Ok that's enough for right now. We'll pick up thought leadership in future posts.

Monday, April 4, 2022

The Climate Beat at the New York Times is, um, Heating Up & Times' Columnist Validates our 'Energy Crunch' Prediction

One trend that we didn't highlight in our 20th anniversary list of predictions is climate change. The reason: because it's already something the media covers.

That said, the New York Times is bulking up its climate desk.

The latest addition is David Gelles, a longtime Times business reporter, who wrote its popular "Corner Office" column that interviewed CEOs. Gelles will now help cover "the nexus between government and the private sector." 

According to the Times, 

"David will examine the corporate influence on government action on all levels — federal, state and local — to reveal which corporate players are serious about mitigating climate change and which are just posing, or worse. He will report deeply to uncover actions and conflicts on the government side while also closely scrutinizing the role of companies, business interests and the financial sector."

 In the past few months, the Times added:

  • Somini Sengupta has shifted to head up its Climate Fwd newsletter, which the Times said is "one of the most important ways we connect readers with our climate content."

  • Ray Zhong, who formerly covered Chinese technology for the Times and is currently based in Taiwan, now covers climate science.

  • Former culture reporter Cara Buckley now covers "the more quiet, human stories about how people around the globe are living on a warming planet."

What's going on at the Times? A statement says, "Climate change is an urgent concern of NYT readers, who turn to us as a definitive source of coverage about all facets of the crisis — from the news to the science to the policy and politics as well as ambitious investigative pieces and stunning visuals." So it is finding new ways to cover climate change.

We expect other media outlets -- but not all -- to increase their attention and coverage of climate change. That does mean that companies should be looking at ways to tell an environmental story when possible.

The need to cover the climate is an ongoing trend but it becomes more important given our recent prediction about an Energy Crunch. Back on March 9, we predicted there would be more interest in renewable and clean energy, based on several factors including the reliance of European countries on Russia for gas and oil. In a recent opinion article headlined, "How to Defeat Putin and Save the Planet,"
Thomas Friedman: wrote:
Nothing has distorted our foreign policy, our commitments to human rights, our national security and, most of all, our environment than our oil addiction. Let this be the last war in which we and our allies fund both sides.
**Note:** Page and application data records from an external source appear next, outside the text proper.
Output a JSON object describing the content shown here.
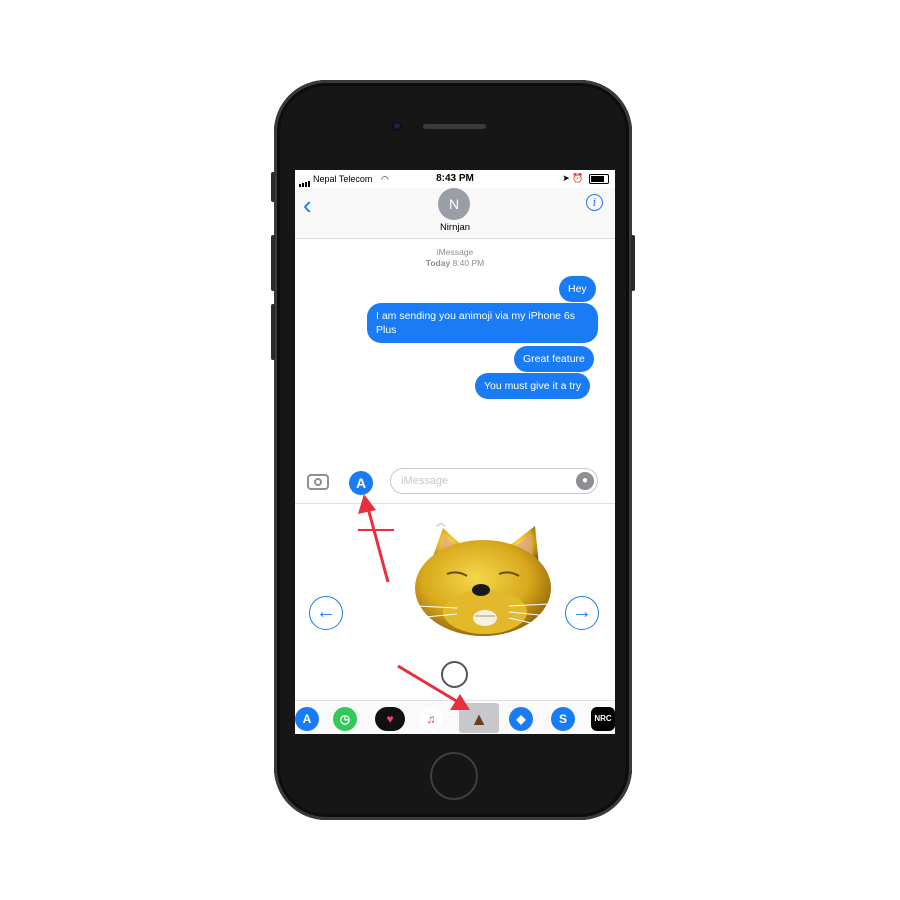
{
  "status_bar": {
    "carrier": "Nepal Telecom",
    "time": "8:43 PM"
  },
  "nav": {
    "back_icon": "chevron-left-icon",
    "avatar_initial": "N",
    "contact_name": "Nirnjan",
    "info_icon": "info-icon"
  },
  "conversation": {
    "service": "iMessage",
    "timestamp_day": "Today",
    "timestamp_time": "8:40 PM",
    "messages": [
      {
        "text": "Hey"
      },
      {
        "text": "I am sending you animoji via my iPhone 6s Plus"
      },
      {
        "text": "Great feature"
      },
      {
        "text": "You must give it a try"
      }
    ]
  },
  "composer": {
    "placeholder": "iMessage",
    "camera_icon": "camera-icon",
    "app_store_icon": "app-store-icon",
    "mic_icon": "microphone-icon"
  },
  "animoji_panel": {
    "selected_animoji": "cat",
    "prev_icon": "arrow-left-icon",
    "next_icon": "arrow-right-icon",
    "record_icon": "record-icon"
  },
  "app_tray": {
    "apps": [
      {
        "name": "app-store",
        "color": "#1a7cf5"
      },
      {
        "name": "clock",
        "color": "#34c759"
      },
      {
        "name": "digital-touch",
        "color": "#111111"
      },
      {
        "name": "music",
        "color": "#ffffff"
      },
      {
        "name": "animoji",
        "color": "#c8c8cc"
      },
      {
        "name": "drop",
        "color": "#1a7cf5"
      },
      {
        "name": "shazam",
        "color": "#1a7cf5"
      },
      {
        "name": "nrc",
        "color": "#000000",
        "label": "NRC"
      }
    ]
  },
  "colors": {
    "accent": "#1a7cf5",
    "annotation_arrow": "#e8303d"
  }
}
That’s what we do. Western nations fund NATO and aid Ukraine’s military with our tax dollars, and — since Russia’s energy exports finance 40 percent of its state budget — we fund Vladimir Putin’s army with our purchases of Russian oil and gas. 

It may seem obvious but we feel national security and the need to protect our environment are converging and that renewable and clean energy will continue to be an important trend.